Then, the team estimated the costs of cancer therapies from the available scientific literature and assumed mean additional treatment costs of 40,000 euros ($48,505 USD) in the last year of life. The 13 percent reduction in cancer deaths equates to about 30,000 fewer German cancer deaths per year. The cost of that treatment is 1.154 billion euros ($1.39 billion USD.) Even when the costs of vitamin D supplementation are factored in, the result is still a savings of 254 million euros ($308 million USD.)
How much other preventative health care service could be provided for $308 million? How much productivity would a society gain from people aged 50 to retirement age if the incidence and mortality of cancer was reduced by 13 percent? What if we could educate people on how to get more vitamin D themselves, either out of their diets or from just getting out in the sunshine? One would think an evolved, modern, forward-thinking society would want to know the answers to those questions.
The researchers determined the number of years of life lost at the time of cancer death using data from the German Federal Statistical Office. Brenner considers the costs and effort of a routine determination of the individual vitamin D level to be dispensable, since an overdose is not to be feared with a supplementation of 1000 international units. Such a prior testing had not been made in the clinical trials either.
“In view of the potentially significant positive effects on cancer mortality — additionally combined with a possible cost saving — we should look for new ways to reduce the widespread vitamin D deficiency in the elderly population in Germany. In some countries, foods have even been enriched with vitamin D for many years — for example, in Finland, where cancer mortality rates are about 20 percent lower than in Germany.

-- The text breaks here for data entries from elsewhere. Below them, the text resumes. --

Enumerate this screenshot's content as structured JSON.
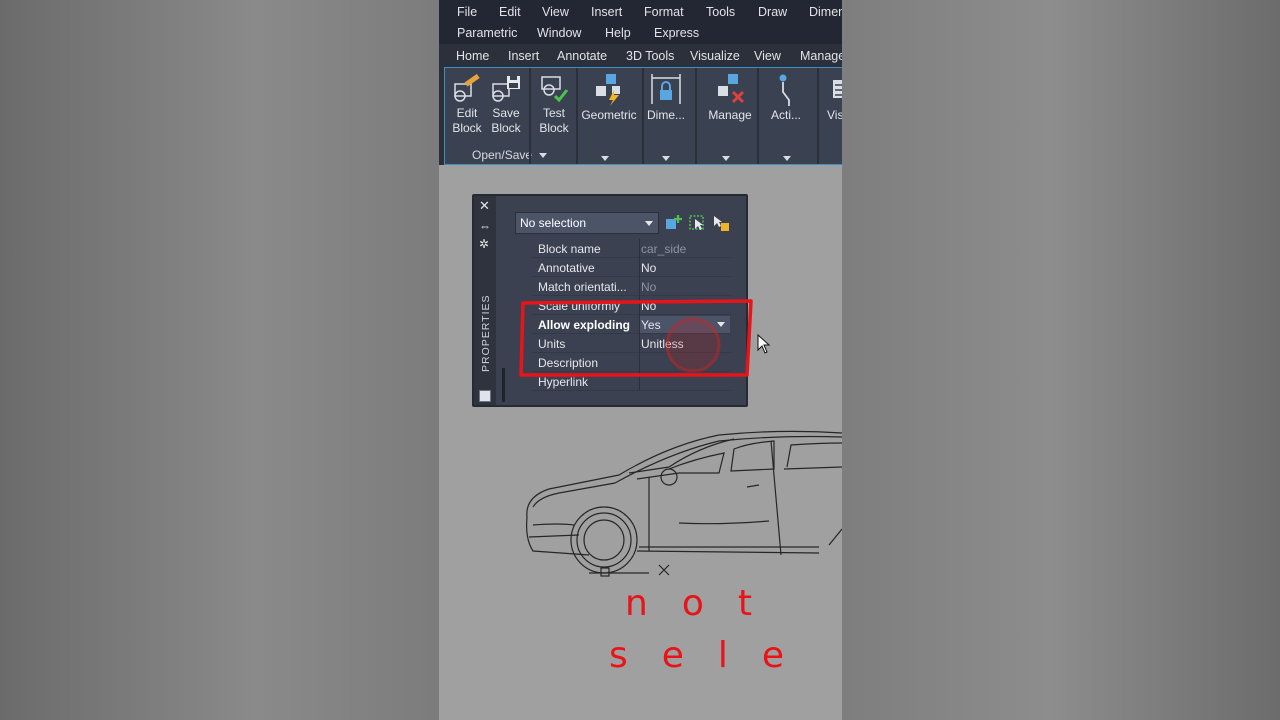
{
  "menubar": {
    "row1": [
      "File",
      "Edit",
      "View",
      "Insert",
      "Format",
      "Tools",
      "Draw",
      "Dimen"
    ],
    "row2": [
      "Parametric",
      "Window",
      "Help",
      "Express"
    ]
  },
  "ribbon_tabs": [
    "Home",
    "Insert",
    "Annotate",
    "3D Tools",
    "Visualize",
    "View",
    "Manage"
  ],
  "ribbon": {
    "open_save_panel": {
      "label": "Open/Save",
      "edit_block": {
        "line1": "Edit",
        "line2": "Block"
      },
      "save_block": {
        "line1": "Save",
        "line2": "Block"
      }
    },
    "test_block": {
      "line1": "Test",
      "line2": "Block"
    },
    "geometric": "Geometric",
    "dimensional": "Dime...",
    "manage": "Manage",
    "actions": "Acti...",
    "visibility": "Vis"
  },
  "properties": {
    "palette_label": "PROPERTIES",
    "selection": "No selection",
    "rows": [
      {
        "name": "Block name",
        "value": "car_side"
      },
      {
        "name": "Annotative",
        "value": "No"
      },
      {
        "name": "Match orientati...",
        "value": "No"
      },
      {
        "name": "Scale uniformly",
        "value": "No"
      },
      {
        "name": "Allow exploding",
        "value": "Yes"
      },
      {
        "name": "Units",
        "value": "Unitless"
      },
      {
        "name": "Description",
        "value": ""
      },
      {
        "name": "Hyperlink",
        "value": ""
      }
    ]
  },
  "overlay": {
    "line1": "not",
    "line2": "sele"
  },
  "colors": {
    "highlight_red": "#e8141a",
    "accent_blue": "#3f8fc6"
  }
}
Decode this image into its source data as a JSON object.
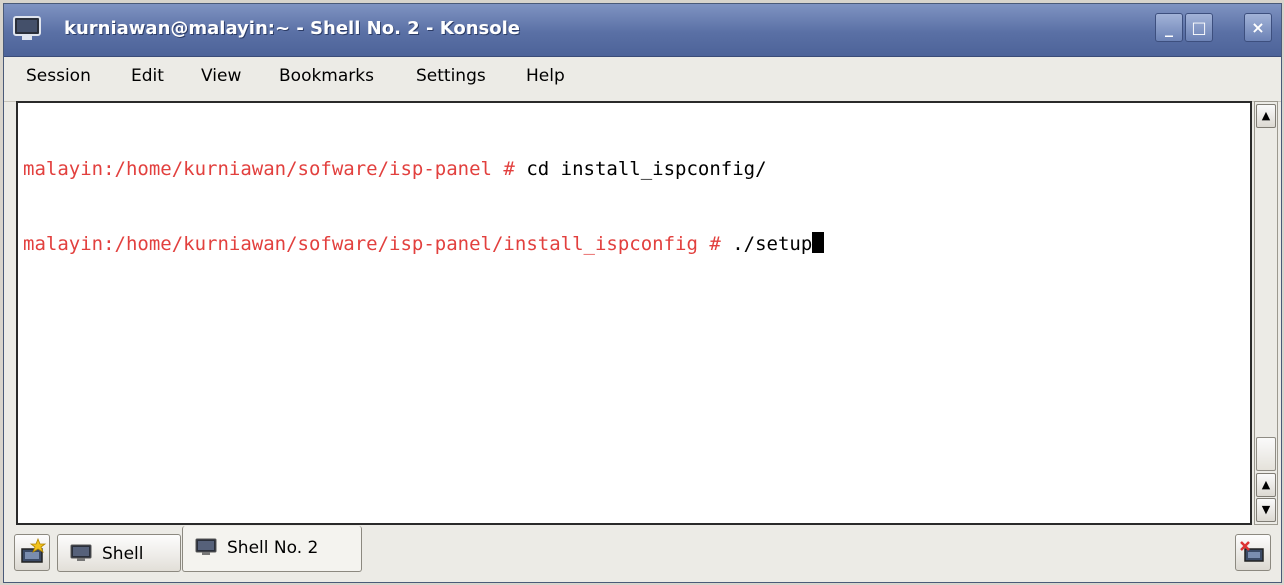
{
  "window": {
    "title": "kurniawan@malayin:~ - Shell No. 2 - Konsole",
    "buttons": {
      "minimize": "_",
      "maximize": "□",
      "close": "×"
    }
  },
  "menu": [
    "Session",
    "Edit",
    "View",
    "Bookmarks",
    "Settings",
    "Help"
  ],
  "terminal": {
    "lines": [
      {
        "prompt": "malayin:/home/kurniawan/sofware/isp-panel #",
        "command": " cd install_ispconfig/"
      },
      {
        "prompt": "malayin:/home/kurniawan/sofware/isp-panel/install_ispconfig #",
        "command": " ./setup"
      }
    ],
    "prompt_color": "#e2403e"
  },
  "tabs": [
    {
      "label": "Shell",
      "active": false
    },
    {
      "label": "Shell No. 2",
      "active": true
    }
  ],
  "icons": {
    "app": "konsole-terminal-icon",
    "new_session": "new-session-icon",
    "close_session": "close-session-icon",
    "tab": "terminal-icon"
  }
}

Not to mention that there is mounting evidence of other positive health effects of adequate vitamin D supply, such as in lung disease mortality rates,” says Brenner, adding, “Finally, we consider vitamin D supplementation so safe that we even recommend it for newborn babies to develop healthy bones.”
Supplementation is certainly one way to increase vitamin D levels. It isn’t, however, the only way, and may not even be the best for overall health. Getting out in the sun 3 to 4 times a week for 12 to 20 minutes is a great way to get your vitamin D and just feel better, too. Uncover your arms and legs, as well as hands and face. And skip the sunscreen!
Lots of really healthy foods are high in vitamin D, too. For more on this, check out ( 3 Key Ways To Get Enough Vitamin D) Eating well and getting some fresh air are definitely high on my own list of ways to boost my vitamin D. They should be on yours, too. Your health and longevity may well depend on your “D” levels!
Keep the faith and keep after it!
*Keum N, Lee DH, Greenwood DC, Manson JE, Giovannucci E. Vitamin D supplementation and total cancer incidence and mortality: a meta-analysis of randomized controlled trials. Ann Oncol. 2019;30(5):733-43.
Haykal T, Samji V, Zayed Y, Gakhal I, Dhillon H, Kheiri B, et al. The role of vitamin D supplementation for primary prevention of cancer: meta-analysis of randomized controlled trials. J Community Hosp Intern Med Perspect. 2019;9(6):480-8.
Zhang X, Niu W. Meta-analysis of randomized controlled trials on vitamin D supplement and cancer incidence and mortality. Biosci Rep. 2019;39(11)
Journal Reference – Tobias Niedermaier, Thomas Gredner, Sabine Kuznia, Ben Schöttker, Ute Mons, Hermann Brenner. Vitamin D supplementation to the older adult population in Germany has the cost‐saving potential of preventing almost 30,000 cancer deaths per year. Molecular Oncology, 2021; DOI: 10.1002/1878-0261.12924